17. Nature versus nurture figures prominently as a theme within the book. Can you come to any conclusions about the dominance of one over the other in the text?
18. Are you disappointed that Michelle offers to change her name? At what point do you feel she finally accepts her identity?
19. Michelle says she sees Wink and Sparrow as a “refuge.” Do you agree? Why or why not?
20. How do people stereotype Michelle, and in turn, how does she stereotype others?
21. While the cat is a significant symbol in the book, birds also figure prominently throughout much of the memoir. How many references to them can you find and what are their meanings?
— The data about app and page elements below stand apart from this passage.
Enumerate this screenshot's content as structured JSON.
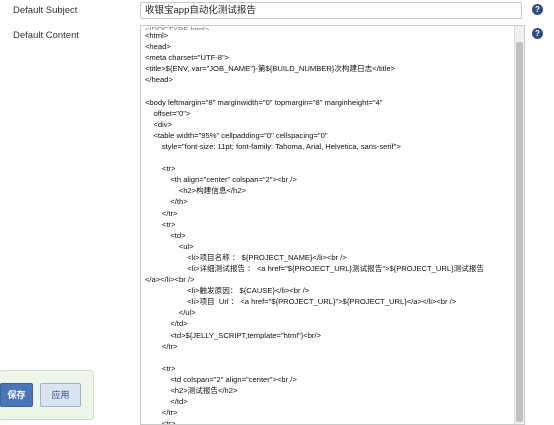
{
  "subject": {
    "label": "Default Subject",
    "value": "收银宝app自动化测试报告"
  },
  "content": {
    "label": "Default Content",
    "top_cut_text": "<!DOCTYPE html>",
    "lines": [
      "<html>",
      "<head>",
      "<meta charset=\"UTF-8\">",
      "<title>${ENV, var=\"JOB_NAME\"}-第${BUILD_NUMBER}次构建日志</title>",
      "</head>",
      "",
      "<body leftmargin=\"8\" marginwidth=\"0\" topmargin=\"8\" marginheight=\"4\"",
      "    offset=\"0\">",
      "    <div>",
      "    <table width=\"95%\" cellpadding=\"0\" cellspacing=\"0\"",
      "        style=\"font-size: 11pt; font-family: Tahoma, Arial, Helvetica, sans-serif\">",
      "",
      "        <tr>",
      "            <th align=\"center\" colspan=\"2\"><br />",
      "                <h2>构建信息</h2>",
      "            </th>",
      "        </tr>",
      "        <tr>",
      "            <td>",
      "                <ul>",
      "                    <li>项目名称 ： ${PROJECT_NAME}</li><br />",
      "                    <li>详细测试报告 ： <a href=\"${PROJECT_URL}测试报告\">${PROJECT_URL}测试报告",
      "</a></li><br />",
      "                    <li>触发原因： ${CAUSE}</li><br />",
      "                    <li>项目  Url ： <a href=\"${PROJECT_URL}\">${PROJECT_URL}</a></li><br />",
      "                </ul>",
      "            </td>",
      "            <td>${JELLY_SCRIPT,template=\"html\"}<br/>",
      "        </tr>",
      "",
      "        <tr>",
      "            <td colspan=\"2\" align=\"center\"><br />",
      "            <h2>测试报告</h2>",
      "            </td>",
      "        </tr>",
      "        <tr>"
    ]
  },
  "buttons": {
    "save": "保存",
    "apply": "应用"
  },
  "help_icon_glyph": "?",
  "colors": {
    "primary_button": "#4b75b9",
    "secondary_button": "#d9e3f1",
    "button_bar_bg": "#eef5e9",
    "help_icon": "#2a4d87"
  }
}
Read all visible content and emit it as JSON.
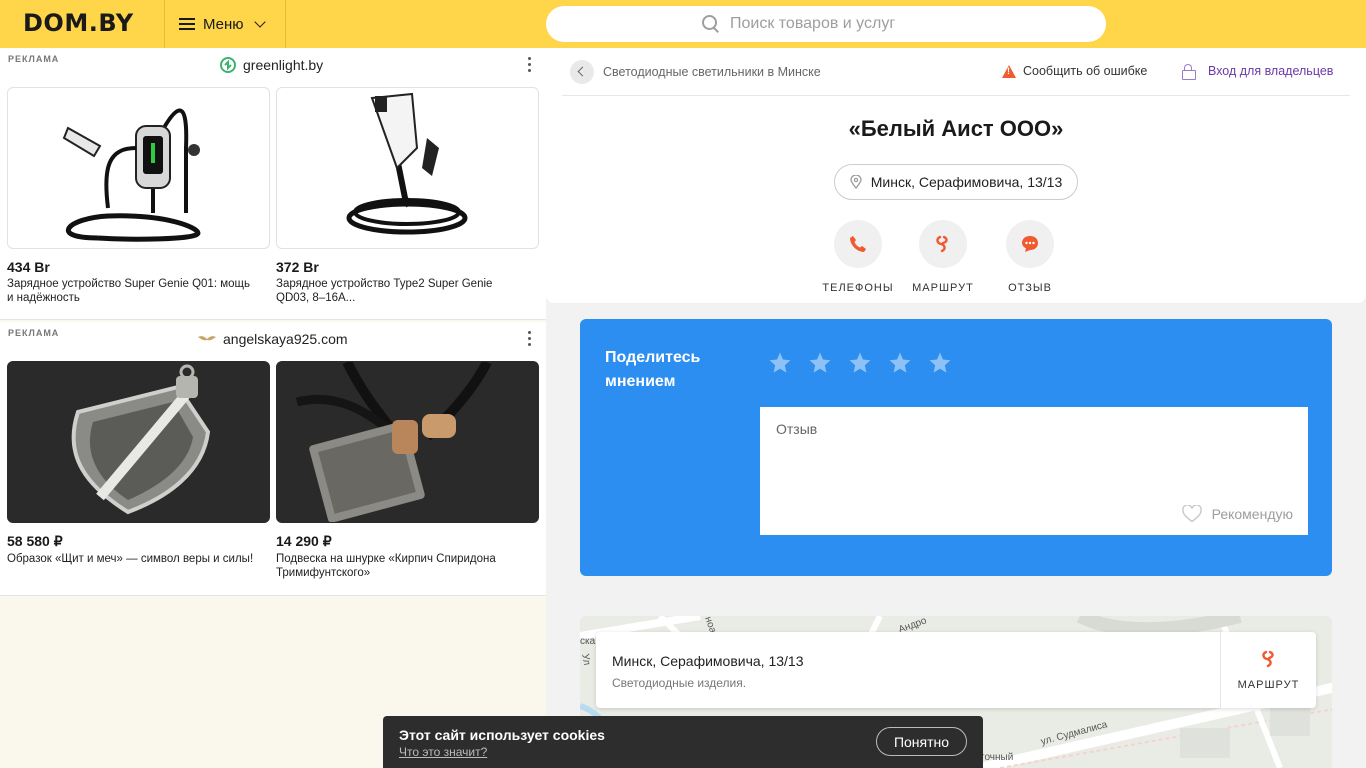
{
  "header": {
    "logo": "DOM.BY",
    "menu_label": "Меню",
    "search_placeholder": "Поиск товаров и услуг"
  },
  "ads": [
    {
      "label": "РЕКЛАМА",
      "source": "greenlight.by",
      "items": [
        {
          "price": "434 Br",
          "desc": "Зарядное устройство Super Genie Q01: мощь и надёжность"
        },
        {
          "price": "372 Br",
          "desc": "Зарядное устройство Type2 Super Genie QD03, 8–16A..."
        }
      ]
    },
    {
      "label": "РЕКЛАМА",
      "source": "angelskaya925.com",
      "items": [
        {
          "price": "58 580 ₽",
          "desc": "Образок «Щит и меч» — символ веры и силы!"
        },
        {
          "price": "14 290 ₽",
          "desc": "Подвеска на шнурке «Кирпич Спиридона Тримифунтского»"
        }
      ]
    }
  ],
  "company": {
    "breadcrumb": "Светодиодные светильники в Минске",
    "report_label": "Сообщить об ошибке",
    "owners_label": "Вход для владельцев",
    "title": "«Белый Аист ООО»",
    "address": "Минск, Серафимовича, 13/13",
    "actions": [
      {
        "label": "ТЕЛЕФОНЫ",
        "icon": "phone-icon"
      },
      {
        "label": "МАРШРУТ",
        "icon": "route-icon"
      },
      {
        "label": "ОТЗЫВ",
        "icon": "chat-bubble-icon"
      }
    ]
  },
  "review": {
    "title": "Поделитесь мнением",
    "stars_total": 5,
    "placeholder": "Отзыв",
    "recommend_label": "Рекомендую"
  },
  "map": {
    "address": "Минск, Серафимовича, 13/13",
    "category": "Светодиодные изделия.",
    "route_label": "МАРШРУТ",
    "street_labels": [
      "Андро",
      "ул. Судмалиса",
      "Ул",
      "ска",
      "точный",
      "ноар"
    ]
  },
  "cookie": {
    "title": "Этот сайт использует cookies",
    "link": "Что это значит?",
    "button": "Понятно"
  },
  "colors": {
    "header_bg": "#ffd54a",
    "accent_orange": "#ef5a2e",
    "review_blue": "#2b8ef0",
    "owners_purple": "#6a3aa8"
  }
}
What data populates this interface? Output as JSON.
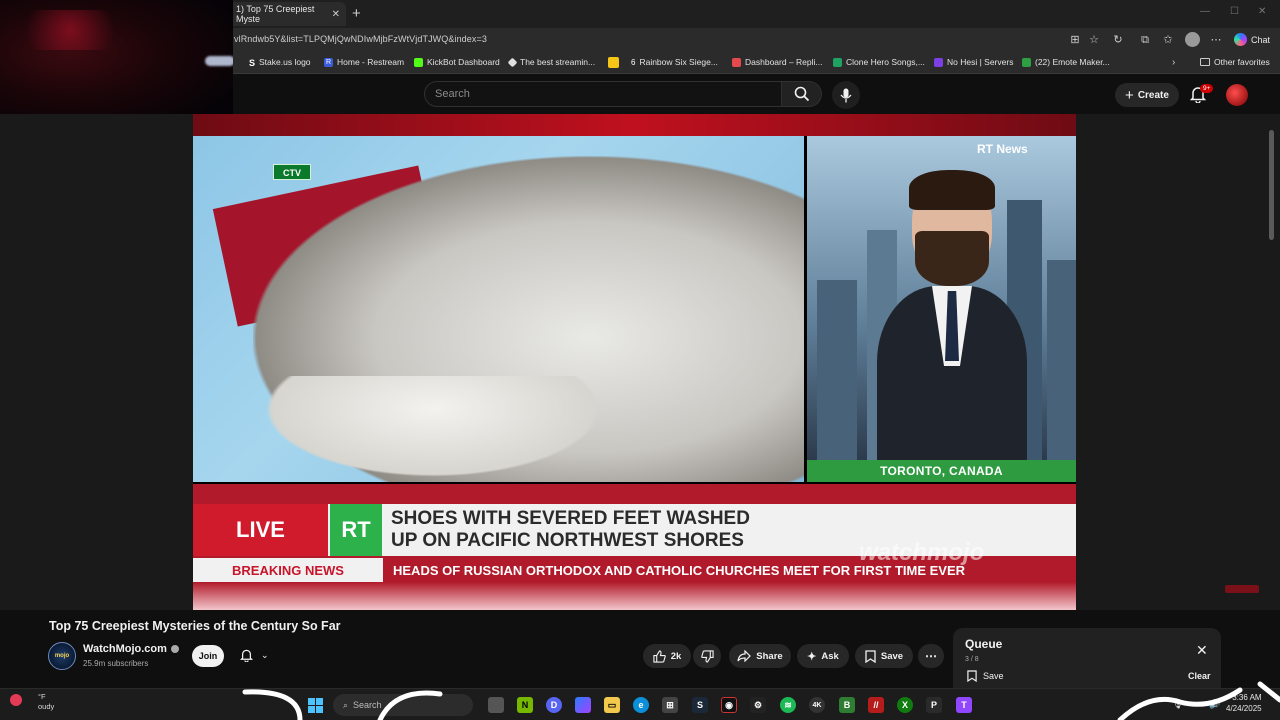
{
  "browser": {
    "tab_title": "1) Top 75 Creepiest Myste",
    "tab_close": "✕",
    "new_tab": "+",
    "url": "vlRndwb5Y&list=TLPQMjQwNDIwMjbFzWtVjdTJWQ&index=3",
    "chat_label": "Chat",
    "bookmarks": [
      {
        "label": "Stake.us logo",
        "color": "#1a1a1a",
        "glyph": "S"
      },
      {
        "label": "Home - Restream",
        "color": "#3b5bd9",
        "glyph": "R"
      },
      {
        "label": "KickBot Dashboard",
        "color": "#53fc18",
        "glyph": ""
      },
      {
        "label": "The best streamin...",
        "color": "#e0e0e0",
        "glyph": ""
      },
      {
        "label": "",
        "color": "#f5c518",
        "glyph": ""
      },
      {
        "label": "Rainbow Six Siege...",
        "color": "#2a2a2a",
        "glyph": "6"
      },
      {
        "label": "Dashboard – Repli...",
        "color": "#e5484d",
        "glyph": ""
      },
      {
        "label": "Clone Hero Songs,...",
        "color": "#1ea362",
        "glyph": ""
      },
      {
        "label": "No Hesi | Servers",
        "color": "#7b3fe4",
        "glyph": ""
      },
      {
        "label": "(22) Emote Maker...",
        "color": "#2ea043",
        "glyph": ""
      }
    ],
    "other_favorites": "Other favorites"
  },
  "youtube": {
    "search_placeholder": "Search",
    "create_label": "Create",
    "notif_badge": "9+"
  },
  "video": {
    "network_badge": "CTV",
    "channel_bug": "RT News",
    "location": "TORONTO, CANADA",
    "live": "LIVE",
    "rt_logo": "RT",
    "headline_line1": "SHOES WITH SEVERED FEET WASHED",
    "headline_line2": "UP ON PACIFIC NORTHWEST SHORES",
    "breaking_label": "BREAKING NEWS",
    "ticker": "HEADS OF RUSSIAN ORTHODOX AND CATHOLIC CHURCHES MEET FOR FIRST TIME EVER",
    "watermark": "watchmojo"
  },
  "meta": {
    "title": "Top 75 Creepiest Mysteries of the Century So Far",
    "channel_name": "WatchMojo.com",
    "avatar_text": "mojo",
    "subscribers": "25.9m subscribers",
    "join": "Join",
    "likes": "2k",
    "share": "Share",
    "ask": "Ask",
    "save": "Save",
    "more": "⋯"
  },
  "queue": {
    "title": "Queue",
    "count": "3 / 8",
    "save": "Save",
    "clear": "Clear"
  },
  "taskbar": {
    "weather_temp": "°F",
    "weather_desc": "oudy",
    "search": "Search",
    "time": "3:36 AM",
    "date": "4/24/2025"
  }
}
22. Discuss Michelle’s faith in God. Does it become stronger because of adversity or in spite of it?
23. Michelle concludes that God made her gay. Do you agree or disagree? Discuss the steps she took to accept her sexuality. What does true acceptance look like and does she attain it?
Enhance Your Book Club
1. Read an article from the Boulder Weekly (http://www.boulderweekly.com/article-1993-parent-sacred-heart-had-other-lesbiansrs-children-lscloset-baptismsrs.html) about the Sacred Heart policy change and controversy that followed. Discuss it in light of what you’ve learned about the families affected in Teaching the Cat to Sit. How does Michelle Theall’s memoir deepen your understanding of the issues discussed?
2. After being diagnosed with multiple sclerosis, Michelle decides to attempt to climb Mount Kilimanjaro. Learn more about Mount Kilimanjaro here: https://en.wikipedia.org/wiki/Mount_Kilimanjaro
3. Read the article Michelle published about being gay in the Bible Belt South (http://www.5280.com/magazine/2010/10/all-thats-left-god) and discuss her struggles with her sexuality.
4. To learn more about Michelle Theall, read her blog, and connect with her online, visit her official site at http://www.michelletheall.com/
Most Helpful Customer Reviews
I did not like this book at all. I found it to be completely uninspiring and depressing.
This candid memoir of growing up gay and Catholic, while certainly addressing hot-button issues of sexuality and religion, is really a coming-of-age tale. Michelle lives in the Bible belt of Texas, with an older sister and loving parents. But her mother's strong devotion to her faith is tested when Michelle finally reveals, years later, that she is gay. The story alternates between Michelle's childhood and her adult life raising an adopted son with her partner. They find resistance at every turn in trying to raise their son Catholic. The story is a testament to the healing power of love.